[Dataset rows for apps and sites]
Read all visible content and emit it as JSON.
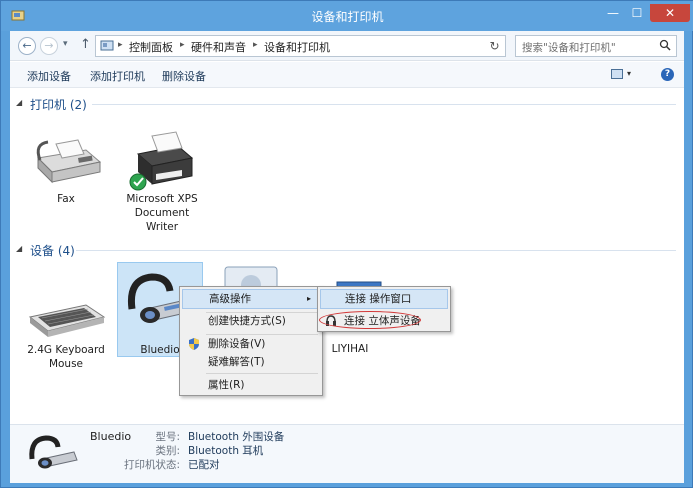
{
  "window": {
    "title": "设备和打印机",
    "min": "—",
    "max": "☐",
    "close": "✕"
  },
  "nav": {
    "back": "←",
    "forward": "→",
    "recent": "▾",
    "up": "↑",
    "refresh": "↻",
    "dropdown": "▾"
  },
  "address": {
    "crumbs": [
      "控制面板",
      "硬件和声音",
      "设备和打印机"
    ],
    "sep": "▸"
  },
  "search": {
    "placeholder": "搜索\"设备和打印机\""
  },
  "toolbar": {
    "add_device": "添加设备",
    "add_printer": "添加打印机",
    "remove_device": "删除设备",
    "view_dd": "▾",
    "help": "?"
  },
  "groups": {
    "printers": {
      "arrow": "◢",
      "title": "打印机 (2)"
    },
    "devices": {
      "arrow": "◢",
      "title": "设备 (4)"
    }
  },
  "printers": [
    {
      "lines": [
        "Fax"
      ]
    },
    {
      "lines": [
        "Microsoft XPS",
        "Document",
        "Writer"
      ]
    }
  ],
  "devices": [
    {
      "lines": [
        "2.4G Keyboard",
        "Mouse"
      ]
    },
    {
      "lines": [
        "Bluedio"
      ]
    },
    {
      "lines": [
        "LIYIHAI"
      ]
    }
  ],
  "context_menu": {
    "advanced": "高级操作",
    "arrow": "▸",
    "create_shortcut": "创建快捷方式(S)",
    "remove_device": "删除设备(V)",
    "troubleshoot": "疑难解答(T)",
    "properties": "属性(R)"
  },
  "submenu": {
    "connect_window": "连接 操作窗口",
    "connect_stereo": "连接 立体声设备"
  },
  "details": {
    "name": "Bluedio",
    "rows": [
      {
        "key": "型号:",
        "value": "Bluetooth 外围设备"
      },
      {
        "key": "类别:",
        "value": "Bluetooth 耳机"
      },
      {
        "key": "打印机状态:",
        "value": "已配对"
      }
    ]
  },
  "colors": {
    "accent": "#5ea3de",
    "selection": "#cce4f7",
    "close": "#c7463c",
    "annotation": "#d23a3a"
  }
}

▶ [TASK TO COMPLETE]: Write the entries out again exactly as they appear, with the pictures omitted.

▶ [ANSWER BELOW]:
Read all visible content and emit it as JSON.
{
  "window": {
    "title": "设备和打印机",
    "min": "—",
    "max": "☐",
    "close": "✕"
  },
  "nav": {
    "back": "←",
    "forward": "→",
    "recent": "▾",
    "up": "↑",
    "refresh": "↻",
    "dropdown": "▾"
  },
  "address": {
    "crumbs": [
      "控制面板",
      "硬件和声音",
      "设备和打印机"
    ],
    "sep": "▸"
  },
  "search": {
    "placeholder": "搜索\"设备和打印机\""
  },
  "toolbar": {
    "add_device": "添加设备",
    "add_printer": "添加打印机",
    "remove_device": "删除设备",
    "view_dd": "▾",
    "help": "?"
  },
  "groups": {
    "printers": {
      "arrow": "◢",
      "title": "打印机 (2)"
    },
    "devices": {
      "arrow": "◢",
      "title": "设备 (4)"
    }
  },
  "printers": [
    {
      "lines": [
        "Fax"
      ]
    },
    {
      "lines": [
        "Microsoft XPS",
        "Document",
        "Writer"
      ]
    }
  ],
  "devices": [
    {
      "lines": [
        "2.4G Keyboard",
        "Mouse"
      ]
    },
    {
      "lines": [
        "Bluedio"
      ]
    },
    {
      "lines": [
        "LIYIHAI"
      ]
    }
  ],
  "context_menu": {
    "advanced": "高级操作",
    "arrow": "▸",
    "create_shortcut": "创建快捷方式(S)",
    "remove_device": "删除设备(V)",
    "troubleshoot": "疑难解答(T)",
    "properties": "属性(R)"
  },
  "submenu": {
    "connect_window": "连接 操作窗口",
    "connect_stereo": "连接 立体声设备"
  },
  "details": {
    "name": "Bluedio",
    "rows": [
      {
        "key": "型号:",
        "value": "Bluetooth 外围设备"
      },
      {
        "key": "类别:",
        "value": "Bluetooth 耳机"
      },
      {
        "key": "打印机状态:",
        "value": "已配对"
      }
    ]
  },
  "colors": {
    "accent": "#5ea3de",
    "selection": "#cce4f7",
    "close": "#c7463c",
    "annotation": "#d23a3a"
  }
}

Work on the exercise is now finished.